## DIRECTIONS FOR THIS TASK
Search the data for the string "main" and extract every line where it appears.

WORKING DATA Block Start

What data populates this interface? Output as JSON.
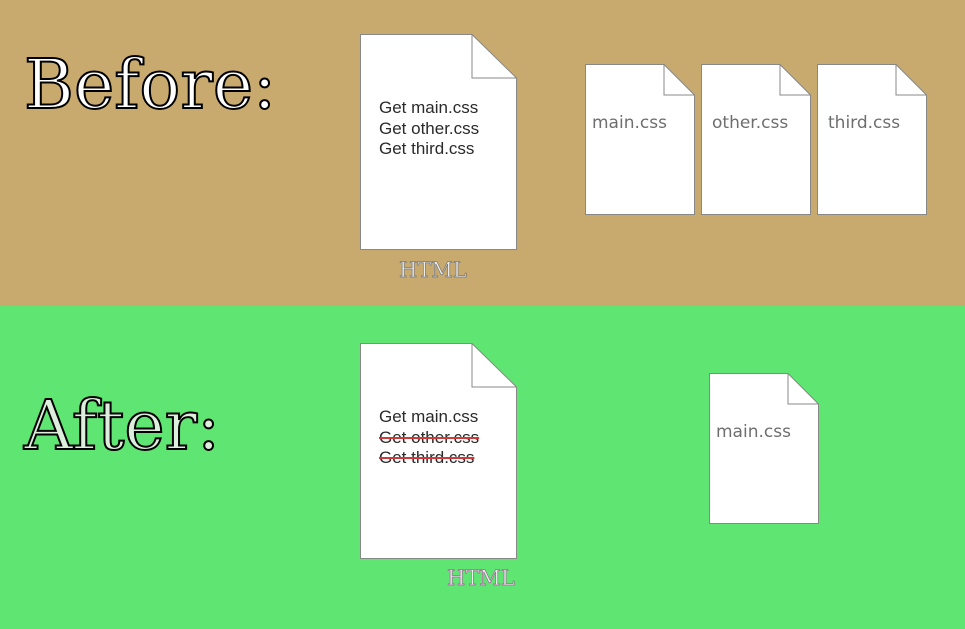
{
  "before": {
    "heading": "Before:",
    "html_doc": {
      "lines": [
        "Get main.css",
        "Get other.css",
        "Get third.css"
      ],
      "caption": "HTML"
    },
    "css_files": [
      "main.css",
      "other.css",
      "third.css"
    ],
    "background_color": "#c8aa6e"
  },
  "after": {
    "heading": "After:",
    "html_doc": {
      "lines": [
        "Get main.css",
        "Get other.css",
        "Get third.css"
      ],
      "struck_lines": [
        false,
        true,
        true
      ],
      "caption": "HTML"
    },
    "css_files": [
      "main.css"
    ],
    "background_color": "#5fe672",
    "strike_color": "#d23a3a"
  }
}
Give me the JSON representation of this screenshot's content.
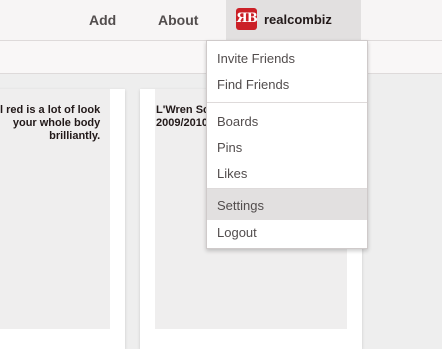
{
  "nav": {
    "add_label": "Add",
    "about_label": "About",
    "logo_text": "ЯB",
    "username": "realcombiz"
  },
  "pins": [
    {
      "text": "l red is a lot of look\n your whole body\n brilliantly."
    },
    {
      "text": "L'Wren Sc\n2009/2010"
    }
  ],
  "menu": {
    "groups": [
      [
        "Invite Friends",
        "Find Friends"
      ],
      [
        "Boards",
        "Pins",
        "Likes"
      ],
      [
        "Settings",
        "Logout"
      ]
    ],
    "active_item": "Settings"
  },
  "colors": {
    "brand": "#cb2027",
    "active_bg": "#e2e0e0"
  }
}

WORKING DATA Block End

## TASK OUTPUT
        "Get main.css",
      "main.css",
        "Get main.css",
      "main.css"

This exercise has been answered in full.